Botnet Being Used to Malign More iCloud Security
Symantec, a security vendor, confirms the news of iCloud users being targeted with a botnet after the theft of photos of celebrities from their accounts of iCloud and leaking them online. Recently, there was a news of theft of nude photographs from the iCloud accounts of many female actresses and models by hackers and leaked some of them on public websites.
Symantec reported that the Kelihos, a renowned botnet is sending out bogus emails impersonating Apple informing users that they have bought the movie 'Lane Splitter' with their iTunes account with the help of a PC or some other device which was not connected with their Apple account before and urges them to give their ID details.
According to news published by computerworld.com on 8th September, 2014, the incident received so much media and online attention that CEO of Apple Tim Cook announced that the company will send security notifications to users via email and push messages whenever changes in iCloud account happen. Symantec said that the timing of the assault may not be mere coincidence.
The controllers of botnet could exploit public fears about security of Apple IDs to lure people to surrender their credentials. Symantec noted that this isn't the first time Apple IDs have been attacked. Symantec said that the botnet sent the email includes an IP address apparently situated in Volgograd, Russia which asserted to have been employed to make the claimed purchase.
Users are advised to use two-step authentication for their Apple ID accounts to prevent unauthorized access to their accounts even when their usernames and passwords are compromised. Moreover, authors of Kelihos botnet are expert in exploiting current events.
For example, in August 2014, they launched a spam campaign encouraging Russian-speaking users to install a program on their computers which could be used in distributed denial-of-service (DDoS) attacks against websites of Western governments in response to the recent international sanctions against Russia.
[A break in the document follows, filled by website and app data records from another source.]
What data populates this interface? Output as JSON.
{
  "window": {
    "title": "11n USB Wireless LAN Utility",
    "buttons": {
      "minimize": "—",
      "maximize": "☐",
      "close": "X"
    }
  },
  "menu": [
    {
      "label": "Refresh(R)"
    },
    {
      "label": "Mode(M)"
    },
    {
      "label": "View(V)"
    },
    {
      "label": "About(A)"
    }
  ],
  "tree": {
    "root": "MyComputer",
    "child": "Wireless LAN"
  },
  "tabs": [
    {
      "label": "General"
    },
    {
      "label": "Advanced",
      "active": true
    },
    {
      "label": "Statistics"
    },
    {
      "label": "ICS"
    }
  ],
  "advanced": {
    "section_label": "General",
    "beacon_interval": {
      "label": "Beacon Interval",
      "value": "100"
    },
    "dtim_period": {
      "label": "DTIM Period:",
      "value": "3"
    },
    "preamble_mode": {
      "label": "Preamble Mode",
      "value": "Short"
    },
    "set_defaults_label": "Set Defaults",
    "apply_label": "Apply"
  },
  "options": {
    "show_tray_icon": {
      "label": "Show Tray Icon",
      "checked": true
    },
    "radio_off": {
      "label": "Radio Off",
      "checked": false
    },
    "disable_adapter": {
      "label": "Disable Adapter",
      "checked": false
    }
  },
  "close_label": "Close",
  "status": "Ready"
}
Later the security firm revealed that the spam emails actually linked to a variant of Kelihos malware and not a DDoS program.